▶ TASK DESCRIPTION
Check every line of the data and copy the ones where "badge" appears.

▶ DATA FOR REVIEW

--------------------------------------------------

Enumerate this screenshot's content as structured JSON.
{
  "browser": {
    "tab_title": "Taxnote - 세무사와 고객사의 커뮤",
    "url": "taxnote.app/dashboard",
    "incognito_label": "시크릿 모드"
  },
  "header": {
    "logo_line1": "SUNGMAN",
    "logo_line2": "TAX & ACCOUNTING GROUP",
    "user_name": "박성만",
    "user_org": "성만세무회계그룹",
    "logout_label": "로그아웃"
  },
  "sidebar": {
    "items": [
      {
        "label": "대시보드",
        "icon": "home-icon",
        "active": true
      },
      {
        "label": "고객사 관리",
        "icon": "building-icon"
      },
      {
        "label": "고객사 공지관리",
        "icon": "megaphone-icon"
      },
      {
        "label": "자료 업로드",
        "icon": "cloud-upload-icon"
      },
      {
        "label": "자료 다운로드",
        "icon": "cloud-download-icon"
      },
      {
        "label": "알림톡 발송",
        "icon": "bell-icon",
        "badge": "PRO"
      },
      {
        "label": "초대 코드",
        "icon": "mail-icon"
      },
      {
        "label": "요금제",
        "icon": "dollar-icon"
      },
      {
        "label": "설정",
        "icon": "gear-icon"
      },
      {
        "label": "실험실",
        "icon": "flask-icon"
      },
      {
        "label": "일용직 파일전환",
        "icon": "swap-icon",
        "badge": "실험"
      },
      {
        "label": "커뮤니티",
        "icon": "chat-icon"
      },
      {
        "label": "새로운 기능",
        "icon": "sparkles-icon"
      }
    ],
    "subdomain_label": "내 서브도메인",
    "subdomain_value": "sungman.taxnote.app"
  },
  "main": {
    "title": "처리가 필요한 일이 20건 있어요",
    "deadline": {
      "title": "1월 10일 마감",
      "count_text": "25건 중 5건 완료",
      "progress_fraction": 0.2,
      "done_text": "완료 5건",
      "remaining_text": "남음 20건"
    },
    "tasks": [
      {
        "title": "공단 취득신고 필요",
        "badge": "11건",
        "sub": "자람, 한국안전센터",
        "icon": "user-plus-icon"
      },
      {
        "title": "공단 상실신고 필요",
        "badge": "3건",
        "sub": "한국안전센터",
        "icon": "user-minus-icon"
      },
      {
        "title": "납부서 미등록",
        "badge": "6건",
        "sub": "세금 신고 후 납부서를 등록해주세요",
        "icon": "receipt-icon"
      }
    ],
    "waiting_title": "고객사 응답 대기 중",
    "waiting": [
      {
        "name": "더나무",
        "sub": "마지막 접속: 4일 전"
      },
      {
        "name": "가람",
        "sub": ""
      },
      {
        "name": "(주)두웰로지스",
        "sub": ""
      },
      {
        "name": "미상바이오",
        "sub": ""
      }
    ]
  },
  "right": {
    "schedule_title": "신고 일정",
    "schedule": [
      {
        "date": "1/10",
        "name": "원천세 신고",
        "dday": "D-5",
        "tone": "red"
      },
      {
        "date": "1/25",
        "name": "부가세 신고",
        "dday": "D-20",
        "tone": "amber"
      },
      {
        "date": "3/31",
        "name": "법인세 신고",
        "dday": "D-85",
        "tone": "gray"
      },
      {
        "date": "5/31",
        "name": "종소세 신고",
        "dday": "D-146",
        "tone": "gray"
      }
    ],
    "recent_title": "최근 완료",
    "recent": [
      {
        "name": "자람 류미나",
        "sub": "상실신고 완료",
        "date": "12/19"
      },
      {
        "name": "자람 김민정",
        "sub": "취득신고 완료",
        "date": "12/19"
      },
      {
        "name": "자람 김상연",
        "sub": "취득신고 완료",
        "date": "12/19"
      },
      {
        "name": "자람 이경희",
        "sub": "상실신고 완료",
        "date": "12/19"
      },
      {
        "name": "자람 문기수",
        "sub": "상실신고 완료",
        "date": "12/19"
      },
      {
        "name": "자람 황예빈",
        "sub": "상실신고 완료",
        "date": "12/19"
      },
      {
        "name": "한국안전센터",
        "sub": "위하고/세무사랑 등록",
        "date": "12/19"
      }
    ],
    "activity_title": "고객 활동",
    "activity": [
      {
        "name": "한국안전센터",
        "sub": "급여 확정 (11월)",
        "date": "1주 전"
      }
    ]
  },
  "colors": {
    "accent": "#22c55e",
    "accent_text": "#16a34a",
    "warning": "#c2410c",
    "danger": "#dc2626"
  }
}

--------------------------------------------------

▶ ANSWER SECTION
        "badge": "PRO"
        "badge": "실험"
        "badge": "11건",
        "badge": "3건",
        "badge": "6건",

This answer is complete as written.